● What you are asked to do:
In the data, find the word "numerator" and copy out every line that has it.

________________________________________

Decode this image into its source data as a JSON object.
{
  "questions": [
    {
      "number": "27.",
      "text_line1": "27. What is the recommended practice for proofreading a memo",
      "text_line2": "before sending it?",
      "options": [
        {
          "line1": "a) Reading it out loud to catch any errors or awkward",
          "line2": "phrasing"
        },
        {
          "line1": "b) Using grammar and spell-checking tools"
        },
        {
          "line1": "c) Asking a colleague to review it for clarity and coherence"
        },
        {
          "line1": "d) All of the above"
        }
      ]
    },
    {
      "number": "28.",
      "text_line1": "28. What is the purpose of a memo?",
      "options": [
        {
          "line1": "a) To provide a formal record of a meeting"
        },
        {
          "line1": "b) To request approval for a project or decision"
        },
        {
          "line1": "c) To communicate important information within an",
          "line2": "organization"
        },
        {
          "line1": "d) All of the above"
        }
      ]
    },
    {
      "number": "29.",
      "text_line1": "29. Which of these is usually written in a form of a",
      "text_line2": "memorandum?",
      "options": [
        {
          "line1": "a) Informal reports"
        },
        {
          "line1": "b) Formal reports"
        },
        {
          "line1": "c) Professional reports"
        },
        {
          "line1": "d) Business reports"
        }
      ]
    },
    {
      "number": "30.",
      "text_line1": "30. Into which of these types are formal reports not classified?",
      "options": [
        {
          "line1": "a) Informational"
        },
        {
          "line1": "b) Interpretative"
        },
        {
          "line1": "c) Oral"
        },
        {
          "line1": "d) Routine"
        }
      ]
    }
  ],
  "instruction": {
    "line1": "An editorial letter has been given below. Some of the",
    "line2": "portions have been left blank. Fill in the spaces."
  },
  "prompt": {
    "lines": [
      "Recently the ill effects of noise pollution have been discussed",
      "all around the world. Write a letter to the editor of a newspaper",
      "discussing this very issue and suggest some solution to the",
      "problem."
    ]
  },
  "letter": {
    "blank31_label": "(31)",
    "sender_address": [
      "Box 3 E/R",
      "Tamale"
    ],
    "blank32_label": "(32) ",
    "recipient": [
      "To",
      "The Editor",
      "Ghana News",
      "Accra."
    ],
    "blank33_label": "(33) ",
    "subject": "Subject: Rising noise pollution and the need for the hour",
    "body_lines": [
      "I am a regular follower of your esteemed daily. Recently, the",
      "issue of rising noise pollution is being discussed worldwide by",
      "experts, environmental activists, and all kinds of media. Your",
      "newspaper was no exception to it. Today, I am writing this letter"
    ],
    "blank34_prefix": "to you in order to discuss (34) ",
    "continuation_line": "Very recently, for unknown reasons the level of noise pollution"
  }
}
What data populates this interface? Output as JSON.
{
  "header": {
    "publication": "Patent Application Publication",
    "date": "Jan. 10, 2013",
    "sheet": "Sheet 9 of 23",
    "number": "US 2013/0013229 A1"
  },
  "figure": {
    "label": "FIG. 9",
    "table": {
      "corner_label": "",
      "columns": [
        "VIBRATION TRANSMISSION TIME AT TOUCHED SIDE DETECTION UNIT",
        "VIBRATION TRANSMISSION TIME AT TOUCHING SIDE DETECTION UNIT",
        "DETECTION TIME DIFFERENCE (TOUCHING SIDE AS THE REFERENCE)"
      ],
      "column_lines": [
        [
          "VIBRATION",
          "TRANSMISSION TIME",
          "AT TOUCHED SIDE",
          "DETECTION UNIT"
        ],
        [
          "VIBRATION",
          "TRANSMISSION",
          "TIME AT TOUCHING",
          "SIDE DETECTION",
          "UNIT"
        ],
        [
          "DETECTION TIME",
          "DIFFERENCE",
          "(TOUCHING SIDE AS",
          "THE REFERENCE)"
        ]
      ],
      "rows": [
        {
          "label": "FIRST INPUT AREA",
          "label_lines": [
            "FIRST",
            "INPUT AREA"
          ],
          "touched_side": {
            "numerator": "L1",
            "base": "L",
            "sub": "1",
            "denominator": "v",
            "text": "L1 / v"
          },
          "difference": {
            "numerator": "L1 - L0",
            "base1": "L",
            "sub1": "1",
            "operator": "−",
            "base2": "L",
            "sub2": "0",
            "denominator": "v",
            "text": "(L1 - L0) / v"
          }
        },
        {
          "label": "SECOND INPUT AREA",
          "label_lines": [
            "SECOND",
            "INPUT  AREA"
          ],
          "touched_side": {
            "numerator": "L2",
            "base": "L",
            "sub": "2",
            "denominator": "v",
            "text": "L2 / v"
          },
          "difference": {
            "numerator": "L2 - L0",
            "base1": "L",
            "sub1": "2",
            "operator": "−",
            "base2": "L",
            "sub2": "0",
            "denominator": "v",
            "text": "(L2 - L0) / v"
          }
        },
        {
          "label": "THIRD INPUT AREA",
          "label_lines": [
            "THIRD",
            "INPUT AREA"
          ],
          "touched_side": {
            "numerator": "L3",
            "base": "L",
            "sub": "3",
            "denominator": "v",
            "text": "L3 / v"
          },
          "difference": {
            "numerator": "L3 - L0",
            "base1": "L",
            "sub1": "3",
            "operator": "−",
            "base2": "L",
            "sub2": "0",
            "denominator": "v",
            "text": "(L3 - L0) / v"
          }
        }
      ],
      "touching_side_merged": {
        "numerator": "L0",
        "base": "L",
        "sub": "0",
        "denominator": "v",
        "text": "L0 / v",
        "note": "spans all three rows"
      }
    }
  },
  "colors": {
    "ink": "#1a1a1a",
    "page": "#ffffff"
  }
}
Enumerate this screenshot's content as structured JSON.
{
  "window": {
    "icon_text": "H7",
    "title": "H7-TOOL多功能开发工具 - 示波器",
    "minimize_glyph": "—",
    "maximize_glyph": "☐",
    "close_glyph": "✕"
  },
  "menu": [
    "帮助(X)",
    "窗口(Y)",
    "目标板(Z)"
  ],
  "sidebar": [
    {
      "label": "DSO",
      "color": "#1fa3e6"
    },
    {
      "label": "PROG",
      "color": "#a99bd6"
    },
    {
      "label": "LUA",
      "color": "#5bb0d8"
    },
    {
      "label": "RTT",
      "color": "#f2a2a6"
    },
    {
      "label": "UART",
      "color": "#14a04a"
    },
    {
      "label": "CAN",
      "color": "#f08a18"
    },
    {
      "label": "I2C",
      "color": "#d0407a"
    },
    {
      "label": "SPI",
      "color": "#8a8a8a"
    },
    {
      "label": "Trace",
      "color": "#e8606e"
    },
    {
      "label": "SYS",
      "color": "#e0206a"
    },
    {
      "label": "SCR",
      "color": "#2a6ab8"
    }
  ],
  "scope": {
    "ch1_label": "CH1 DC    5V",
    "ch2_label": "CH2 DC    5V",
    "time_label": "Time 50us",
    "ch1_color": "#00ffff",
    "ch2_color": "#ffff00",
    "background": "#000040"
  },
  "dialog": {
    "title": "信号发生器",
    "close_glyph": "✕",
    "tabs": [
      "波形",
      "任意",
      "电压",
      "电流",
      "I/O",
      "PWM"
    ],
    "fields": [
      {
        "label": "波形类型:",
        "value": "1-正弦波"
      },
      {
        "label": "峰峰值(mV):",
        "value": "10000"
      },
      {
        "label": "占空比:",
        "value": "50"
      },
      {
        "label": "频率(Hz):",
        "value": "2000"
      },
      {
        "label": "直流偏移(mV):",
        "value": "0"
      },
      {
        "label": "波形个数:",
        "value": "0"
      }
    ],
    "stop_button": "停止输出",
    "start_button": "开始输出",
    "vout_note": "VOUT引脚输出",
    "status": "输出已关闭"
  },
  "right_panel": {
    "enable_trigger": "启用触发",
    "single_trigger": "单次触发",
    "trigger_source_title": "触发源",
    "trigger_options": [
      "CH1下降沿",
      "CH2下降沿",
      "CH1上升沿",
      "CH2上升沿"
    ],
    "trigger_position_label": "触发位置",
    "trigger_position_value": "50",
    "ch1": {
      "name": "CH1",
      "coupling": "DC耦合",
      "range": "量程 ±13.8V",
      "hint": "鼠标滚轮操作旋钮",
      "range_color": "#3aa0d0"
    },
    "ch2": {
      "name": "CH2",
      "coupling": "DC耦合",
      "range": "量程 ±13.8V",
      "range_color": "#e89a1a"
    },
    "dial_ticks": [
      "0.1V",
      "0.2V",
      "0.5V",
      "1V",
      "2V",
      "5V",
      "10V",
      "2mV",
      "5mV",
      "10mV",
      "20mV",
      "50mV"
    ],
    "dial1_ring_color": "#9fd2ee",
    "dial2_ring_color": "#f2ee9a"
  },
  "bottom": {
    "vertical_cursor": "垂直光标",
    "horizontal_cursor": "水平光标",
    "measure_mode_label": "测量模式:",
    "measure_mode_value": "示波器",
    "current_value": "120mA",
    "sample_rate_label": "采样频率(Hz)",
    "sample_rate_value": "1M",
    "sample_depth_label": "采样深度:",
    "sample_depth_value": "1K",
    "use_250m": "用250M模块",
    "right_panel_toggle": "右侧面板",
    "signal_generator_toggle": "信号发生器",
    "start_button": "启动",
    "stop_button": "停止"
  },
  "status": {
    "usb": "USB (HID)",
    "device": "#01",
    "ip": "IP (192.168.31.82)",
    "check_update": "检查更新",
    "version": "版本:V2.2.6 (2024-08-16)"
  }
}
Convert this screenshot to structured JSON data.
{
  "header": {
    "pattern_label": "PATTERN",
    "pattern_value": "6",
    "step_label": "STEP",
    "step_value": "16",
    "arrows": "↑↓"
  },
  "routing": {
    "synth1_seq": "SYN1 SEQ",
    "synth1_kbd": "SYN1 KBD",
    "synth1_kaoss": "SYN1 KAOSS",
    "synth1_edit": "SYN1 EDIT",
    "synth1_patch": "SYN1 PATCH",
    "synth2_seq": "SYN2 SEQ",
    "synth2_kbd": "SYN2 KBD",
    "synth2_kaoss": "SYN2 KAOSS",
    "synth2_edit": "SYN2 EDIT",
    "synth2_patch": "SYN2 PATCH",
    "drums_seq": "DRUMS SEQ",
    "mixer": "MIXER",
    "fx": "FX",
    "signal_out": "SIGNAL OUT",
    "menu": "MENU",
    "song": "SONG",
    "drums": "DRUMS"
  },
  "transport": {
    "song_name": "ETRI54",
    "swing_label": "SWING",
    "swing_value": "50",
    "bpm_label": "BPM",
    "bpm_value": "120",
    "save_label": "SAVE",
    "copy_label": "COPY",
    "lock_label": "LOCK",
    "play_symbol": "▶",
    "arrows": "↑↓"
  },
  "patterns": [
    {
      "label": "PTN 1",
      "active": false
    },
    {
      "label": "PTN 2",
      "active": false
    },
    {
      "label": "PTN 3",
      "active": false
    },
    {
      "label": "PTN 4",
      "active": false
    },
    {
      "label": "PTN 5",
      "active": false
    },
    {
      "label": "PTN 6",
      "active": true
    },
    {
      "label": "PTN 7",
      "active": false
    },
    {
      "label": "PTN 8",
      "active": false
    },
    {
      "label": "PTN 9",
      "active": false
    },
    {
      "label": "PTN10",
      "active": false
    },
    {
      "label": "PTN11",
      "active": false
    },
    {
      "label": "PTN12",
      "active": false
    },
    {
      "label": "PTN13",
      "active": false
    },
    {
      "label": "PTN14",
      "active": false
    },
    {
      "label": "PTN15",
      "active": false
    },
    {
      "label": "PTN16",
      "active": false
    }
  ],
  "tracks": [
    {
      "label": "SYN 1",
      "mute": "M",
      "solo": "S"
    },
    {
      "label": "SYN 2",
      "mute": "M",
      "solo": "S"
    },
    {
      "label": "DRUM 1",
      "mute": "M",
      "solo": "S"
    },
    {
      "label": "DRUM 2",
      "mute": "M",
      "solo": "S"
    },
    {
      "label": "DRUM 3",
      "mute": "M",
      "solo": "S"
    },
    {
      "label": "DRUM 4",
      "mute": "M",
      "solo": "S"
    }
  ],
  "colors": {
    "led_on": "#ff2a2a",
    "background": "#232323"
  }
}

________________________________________

● Finished task:
            "numerator": "L1",
            "numerator": "L1 - L0",
            "numerator": "L2",
            "numerator": "L2 - L0",
            "numerator": "L3",
            "numerator": "L3 - L0",
        "numerator": "L0",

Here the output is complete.